grind

#TheUnknownHustle: Airbnb Founders Joe Gebbia and Brian Chesky

Airbnb founder story mobile v2
Airbnb founders Joe Gebbia and Brian Chesky / Photo courtesy of Airbnb

Social Mark Extra Background %281%29 4 0 0
September 4, 2018

Brian Chesky refers to himself and Joe Gebbia, the founders of Airbnb, as “cereal entrepreneurs.” You're probably wondering, doesn’t he mean serial entrepreneurs? No, you read it correctly the first time. The term “cereal entrepreneur” relates back to how Airbnb raised their initial round of funding when launching the company in 2008.

 

Most tech startups go the traditional route of using venture capitalists to raise money for their business. The only problem that Airbnb faced? Not a single VC was interested in what seemed like a hare-brained idea to rent out your spare room to a complete stranger.

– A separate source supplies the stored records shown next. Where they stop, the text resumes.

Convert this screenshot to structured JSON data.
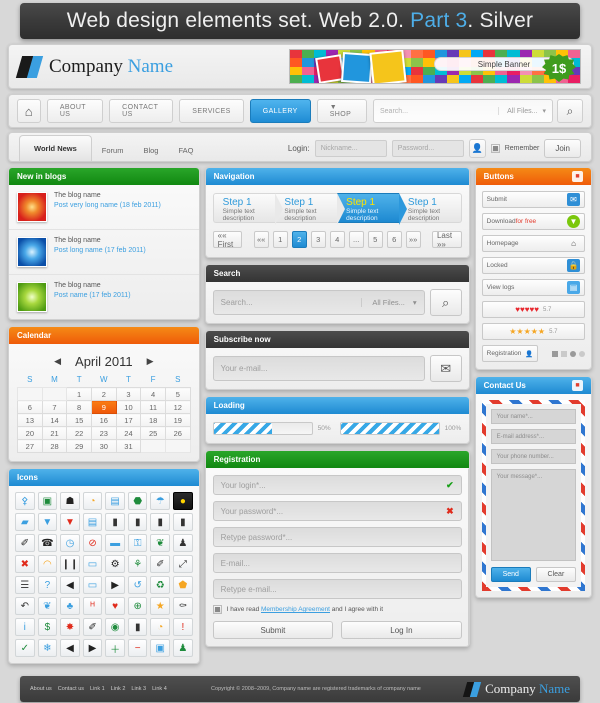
{
  "title": {
    "part1": "Web design elements set. Web 2.0. ",
    "accent": "Part 3",
    "part2": ". Silver"
  },
  "header": {
    "company_primary": "Company",
    "company_accent": "Name",
    "banner_label": "Simple Banner",
    "price_badge": "1$"
  },
  "nav": {
    "home_icon": "home-icon",
    "items": [
      {
        "label": "ABOUT US",
        "active": false
      },
      {
        "label": "CONTACT US",
        "active": false
      },
      {
        "label": "SERVICES",
        "active": false
      },
      {
        "label": "GALLERY",
        "active": true
      },
      {
        "label": "▼ SHOP",
        "active": false
      }
    ],
    "search_placeholder": "Search...",
    "search_filter": "All Files...",
    "search_icon": "search-icon"
  },
  "tabs": {
    "items": [
      {
        "label": "World News",
        "active": true
      },
      {
        "label": "Forum",
        "active": false
      },
      {
        "label": "Blog",
        "active": false
      },
      {
        "label": "FAQ",
        "active": false
      }
    ]
  },
  "login": {
    "label": "Login:",
    "nickname_placeholder": "Nickname...",
    "password_placeholder": "Password...",
    "user_icon": "user-icon",
    "remember_label": "Remember",
    "join_label": "Join"
  },
  "blogs": {
    "panel_title": "New in blogs",
    "items": [
      {
        "title": "The blog name",
        "sub": "Post very long name (18 feb 2011)",
        "thumb": "th-red"
      },
      {
        "title": "The blog name",
        "sub": "Post long name (17 feb 2011)",
        "thumb": "th-blue"
      },
      {
        "title": "The blog name",
        "sub": "Post name (17 feb 2011)",
        "thumb": "th-green"
      }
    ]
  },
  "calendar": {
    "panel_title": "Calendar",
    "month": "April 2011",
    "prev_icon": "arrow-left-icon",
    "next_icon": "arrow-right-icon",
    "daynames": [
      "S",
      "M",
      "T",
      "W",
      "T",
      "F",
      "S"
    ],
    "weeks": [
      [
        "",
        "",
        "1",
        "2",
        "3",
        "4",
        "5"
      ],
      [
        "6",
        "7",
        "8",
        "9",
        "10",
        "11",
        "12"
      ],
      [
        "13",
        "14",
        "15",
        "16",
        "17",
        "18",
        "19"
      ],
      [
        "20",
        "21",
        "22",
        "23",
        "24",
        "25",
        "26"
      ],
      [
        "27",
        "28",
        "29",
        "30",
        "31",
        "",
        ""
      ]
    ],
    "today": "9"
  },
  "navigation": {
    "panel_title": "Navigation",
    "steps": [
      {
        "title": "Step 1",
        "desc": "Simple text description",
        "active": false
      },
      {
        "title": "Step 1",
        "desc": "Simple text description",
        "active": false
      },
      {
        "title": "Step 1",
        "desc": "Simple text description",
        "active": true
      },
      {
        "title": "Step 1",
        "desc": "Simple text description",
        "active": false
      }
    ],
    "pagination": {
      "first": "«« First",
      "prev": "««",
      "pages": [
        "1",
        "2",
        "3",
        "4",
        "...",
        "5",
        "6"
      ],
      "current": "2",
      "next": "»»",
      "last": "Last »»"
    }
  },
  "search_panel": {
    "panel_title": "Search",
    "placeholder": "Search...",
    "filter": "All Files...",
    "icon": "search-icon"
  },
  "subscribe": {
    "panel_title": "Subscribe now",
    "placeholder": "Your e-mail...",
    "icon": "envelope-icon"
  },
  "loading": {
    "panel_title": "Loading",
    "bars": [
      {
        "percent": 50,
        "label": "50%"
      },
      {
        "percent": 100,
        "label": "100%"
      }
    ]
  },
  "buttons_panel": {
    "panel_title": "Buttons",
    "close_icon": "close-icon",
    "items": [
      {
        "label": "Submit",
        "icon": "mail-icon",
        "icon_color": "#2f8fd6"
      },
      {
        "label": "Download ",
        "label_accent": "for free",
        "icon": "download-icon",
        "icon_color": "#7ac70c"
      },
      {
        "label": "Homepage",
        "icon": "home-icon",
        "icon_color": "#555555"
      },
      {
        "label": "Locked",
        "icon": "lock-icon",
        "icon_color": "#2f8fd6"
      },
      {
        "label": "View logs",
        "icon": "document-icon",
        "icon_color": "#49a8e8"
      }
    ],
    "hearts": {
      "count": 5,
      "value": "5.7",
      "color": "#e8262d"
    },
    "stars": {
      "count": 5,
      "value": "5.7",
      "color": "#f5a623"
    },
    "registration_label": "Registration",
    "registration_icon": "user-add-icon"
  },
  "icons_panel": {
    "panel_title": "Icons",
    "glyphs": [
      {
        "g": "⚴",
        "c": "#3b9fe0"
      },
      {
        "g": "▣",
        "c": "#1e8b3c"
      },
      {
        "g": "☗",
        "c": "#222222"
      },
      {
        "g": "◔",
        "c": "#f5a623"
      },
      {
        "g": "▤",
        "c": "#3b9fe0"
      },
      {
        "g": "⬣",
        "c": "#1e8b3c"
      },
      {
        "g": "☂",
        "c": "#3b9fe0"
      },
      {
        "g": "●",
        "c": "#ffd400",
        "dark": true
      },
      {
        "g": "▰",
        "c": "#3b9fe0"
      },
      {
        "g": "▼",
        "c": "#3b9fe0"
      },
      {
        "g": "▼",
        "c": "#e02b1c"
      },
      {
        "g": "▤",
        "c": "#3b9fe0"
      },
      {
        "g": "▮",
        "c": "#333333"
      },
      {
        "g": "▮",
        "c": "#333333"
      },
      {
        "g": "▮",
        "c": "#333333"
      },
      {
        "g": "▮",
        "c": "#333333"
      },
      {
        "g": "✐",
        "c": "#222222"
      },
      {
        "g": "☎",
        "c": "#222222"
      },
      {
        "g": "◷",
        "c": "#3b9fe0"
      },
      {
        "g": "⊘",
        "c": "#e02b1c"
      },
      {
        "g": "▬",
        "c": "#3b9fe0"
      },
      {
        "g": "⚿",
        "c": "#3b9fe0"
      },
      {
        "g": "❦",
        "c": "#1e8b3c"
      },
      {
        "g": "♟",
        "c": "#333333"
      },
      {
        "g": "✖",
        "c": "#e02b1c"
      },
      {
        "g": "◠",
        "c": "#f5a623"
      },
      {
        "g": "❙❙",
        "c": "#333333"
      },
      {
        "g": "▭",
        "c": "#3b9fe0"
      },
      {
        "g": "⚙",
        "c": "#222222"
      },
      {
        "g": "⚘",
        "c": "#1e8b3c"
      },
      {
        "g": "✐",
        "c": "#333333"
      },
      {
        "g": "⤢",
        "c": "#333333"
      },
      {
        "g": "☰",
        "c": "#444444"
      },
      {
        "g": "?",
        "c": "#3b9fe0"
      },
      {
        "g": "◀",
        "c": "#222222"
      },
      {
        "g": "▭",
        "c": "#3b9fe0"
      },
      {
        "g": "▶",
        "c": "#222222"
      },
      {
        "g": "↺",
        "c": "#3b9fe0"
      },
      {
        "g": "♻",
        "c": "#1e8b3c"
      },
      {
        "g": "⬟",
        "c": "#f5a623"
      },
      {
        "g": "↶",
        "c": "#333333"
      },
      {
        "g": "❦",
        "c": "#3b9fe0"
      },
      {
        "g": "♣",
        "c": "#3b9fe0"
      },
      {
        "g": "ᴴ",
        "c": "#e02b1c"
      },
      {
        "g": "♥",
        "c": "#e02b1c"
      },
      {
        "g": "⊕",
        "c": "#1e8b3c"
      },
      {
        "g": "★",
        "c": "#f5a623"
      },
      {
        "g": "⚰",
        "c": "#333333"
      },
      {
        "g": "i",
        "c": "#3b9fe0"
      },
      {
        "g": "$",
        "c": "#1e8b3c"
      },
      {
        "g": "✸",
        "c": "#e02b1c"
      },
      {
        "g": "✐",
        "c": "#222222"
      },
      {
        "g": "◉",
        "c": "#1e8b3c"
      },
      {
        "g": "▮",
        "c": "#333333"
      },
      {
        "g": "◔",
        "c": "#f5a623"
      },
      {
        "g": "!",
        "c": "#e02b1c"
      },
      {
        "g": "✓",
        "c": "#1e8b3c"
      },
      {
        "g": "❄",
        "c": "#3b9fe0"
      },
      {
        "g": "◀",
        "c": "#222222"
      },
      {
        "g": "▶",
        "c": "#222222"
      },
      {
        "g": "＋",
        "c": "#1e8b3c"
      },
      {
        "g": "−",
        "c": "#e02b1c"
      },
      {
        "g": "▣",
        "c": "#3b9fe0"
      },
      {
        "g": "♟",
        "c": "#1e8b3c"
      }
    ]
  },
  "registration": {
    "panel_title": "Registration",
    "fields": [
      {
        "placeholder": "Your login*...",
        "status": "ok",
        "mark": "✔"
      },
      {
        "placeholder": "Your password*...",
        "status": "err",
        "mark": "✖"
      },
      {
        "placeholder": "Retype password*...",
        "status": "",
        "mark": ""
      },
      {
        "placeholder": "E-mail...",
        "status": "",
        "mark": ""
      },
      {
        "placeholder": "Retype e-mail...",
        "status": "",
        "mark": ""
      }
    ],
    "agree_pre": "I have read ",
    "agree_link": "Membership Agreement",
    "agree_post": " and I agree with it",
    "submit_label": "Submit",
    "login_label": "Log In"
  },
  "contact": {
    "panel_title": "Contact Us",
    "close_icon": "close-icon",
    "fields": [
      "Your name*...",
      "E-mail address*...",
      "Your phone number..."
    ],
    "message_placeholder": "Your message*...",
    "send_label": "Send",
    "clear_label": "Clear"
  },
  "footer": {
    "links": [
      "About us",
      "Contact us",
      "Link 1",
      "Link 2",
      "Link 3",
      "Link 4"
    ],
    "copyright": "Copyright © 2008–2009, Company name are registered trademarks of company name",
    "company_primary": "Company",
    "company_accent": "Name"
  }
}
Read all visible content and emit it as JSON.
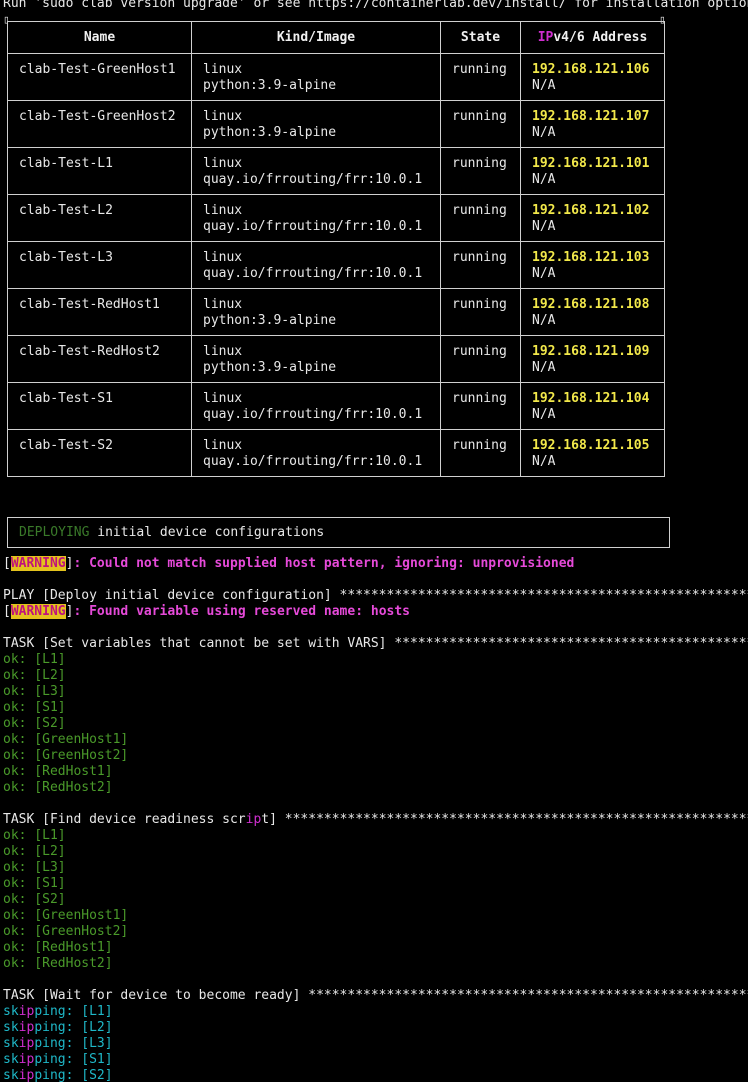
{
  "header_line": "Run 'sudo clab version upgrade' or see https://containerlab.dev/install/ for installation options.",
  "table": {
    "headers": {
      "name": "Name",
      "kind": "Kind/Image",
      "state": "State",
      "ip_prefix": "IP",
      "ip_rest": "v4/6 Address"
    },
    "rows": [
      {
        "name": "clab-Test-GreenHost1",
        "kind": "linux",
        "image": "python:3.9-alpine",
        "state": "running",
        "ipv4": "192.168.121.106",
        "ipv6": "N/A"
      },
      {
        "name": "clab-Test-GreenHost2",
        "kind": "linux",
        "image": "python:3.9-alpine",
        "state": "running",
        "ipv4": "192.168.121.107",
        "ipv6": "N/A"
      },
      {
        "name": "clab-Test-L1",
        "kind": "linux",
        "image": "quay.io/frrouting/frr:10.0.1",
        "state": "running",
        "ipv4": "192.168.121.101",
        "ipv6": "N/A"
      },
      {
        "name": "clab-Test-L2",
        "kind": "linux",
        "image": "quay.io/frrouting/frr:10.0.1",
        "state": "running",
        "ipv4": "192.168.121.102",
        "ipv6": "N/A"
      },
      {
        "name": "clab-Test-L3",
        "kind": "linux",
        "image": "quay.io/frrouting/frr:10.0.1",
        "state": "running",
        "ipv4": "192.168.121.103",
        "ipv6": "N/A"
      },
      {
        "name": "clab-Test-RedHost1",
        "kind": "linux",
        "image": "python:3.9-alpine",
        "state": "running",
        "ipv4": "192.168.121.108",
        "ipv6": "N/A"
      },
      {
        "name": "clab-Test-RedHost2",
        "kind": "linux",
        "image": "python:3.9-alpine",
        "state": "running",
        "ipv4": "192.168.121.109",
        "ipv6": "N/A"
      },
      {
        "name": "clab-Test-S1",
        "kind": "linux",
        "image": "quay.io/frrouting/frr:10.0.1",
        "state": "running",
        "ipv4": "192.168.121.104",
        "ipv6": "N/A"
      },
      {
        "name": "clab-Test-S2",
        "kind": "linux",
        "image": "quay.io/frrouting/frr:10.0.1",
        "state": "running",
        "ipv4": "192.168.121.105",
        "ipv6": "N/A"
      }
    ]
  },
  "deploy_banner": {
    "word": "DEPLOYING",
    "rest": " initial device configurations"
  },
  "warning1": {
    "tag": "WARNING",
    "msg": ": Could not match supplied host pattern, ignoring: unprovisioned"
  },
  "play_line": "PLAY [Deploy initial device configuration] *************************************************************",
  "warning2": {
    "tag": "WARNING",
    "msg": ": Found variable using reserved name: hosts"
  },
  "task1": "TASK [Set variables that cannot be set with VARS] *********************************************************",
  "task1_results": [
    "ok: [L1]",
    "ok: [L2]",
    "ok: [L3]",
    "ok: [S1]",
    "ok: [S2]",
    "ok: [GreenHost1]",
    "ok: [GreenHost2]",
    "ok: [RedHost1]",
    "ok: [RedHost2]"
  ],
  "task2": {
    "a": "TASK [Find device readiness scr",
    "b": "ip",
    "c": "t] ******************************************************************"
  },
  "task2_results": [
    "ok: [L1]",
    "ok: [L2]",
    "ok: [L3]",
    "ok: [S1]",
    "ok: [S2]",
    "ok: [GreenHost1]",
    "ok: [GreenHost2]",
    "ok: [RedHost1]",
    "ok: [RedHost2]"
  ],
  "task3": "TASK [Wait for device to become ready] *******************************************************************",
  "task3_results": [
    {
      "a": "sk",
      "b": "ip",
      "c": "ping: [L1]"
    },
    {
      "a": "sk",
      "b": "ip",
      "c": "ping: [L2]"
    },
    {
      "a": "sk",
      "b": "ip",
      "c": "ping: [L3]"
    },
    {
      "a": "sk",
      "b": "ip",
      "c": "ping: [S1]"
    },
    {
      "a": "sk",
      "b": "ip",
      "c": "ping: [S2]"
    }
  ],
  "colors": {
    "ok": "#4a9a2a",
    "skipping": "#1fb8c8",
    "magenta": "#d02ed0",
    "warning_bg": "#e3c21d",
    "ip_yellow": "#f2e84a"
  }
}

After another failed investment pitch, Chesky and Gebbia decided to take a different route. It was 2008, and the democratic national convention was taking place in Denver. The founders came up with the idea of creating collectible cereal that was related to both candidates at that time, “Obama O’s, the breakfast of change” and “Captain McCains, a Maverick in every bite.”

 

Incredibly, their plan worked, and they sold more than 1,000 boxes of cereal at $40 a box, generating just over $40,000, which represented their seed round of funding and was enough to get them traction to launch the business.

 

Not long after that, Airbnb applied to Y-Combinator, one of the most sought after startup incubator programs in the world. As they were about to leave Paul Graham's office, the founder of Y-Combinator, they handed him a box of cereal. When he asked, “What is this?” Chesky and Gebbia explained that this is how they raised enough money to officially launch the company. Graham replied, “Well, if you can convince people to buy a $4 box of cereal for $40, then maybe you can convince them to stay in other people’s rooms.”

 

Graham offered Chesky and Gebbia a place in the Y-Combinator incubator program, along with $20,000 in exchange for 6 percent of the company. Looking back on it now, it was a pretty good investment. Today Airbnb is available in 81,000 cities, and is worth more than $31 billion. Some even offer a continental cereal breakfast.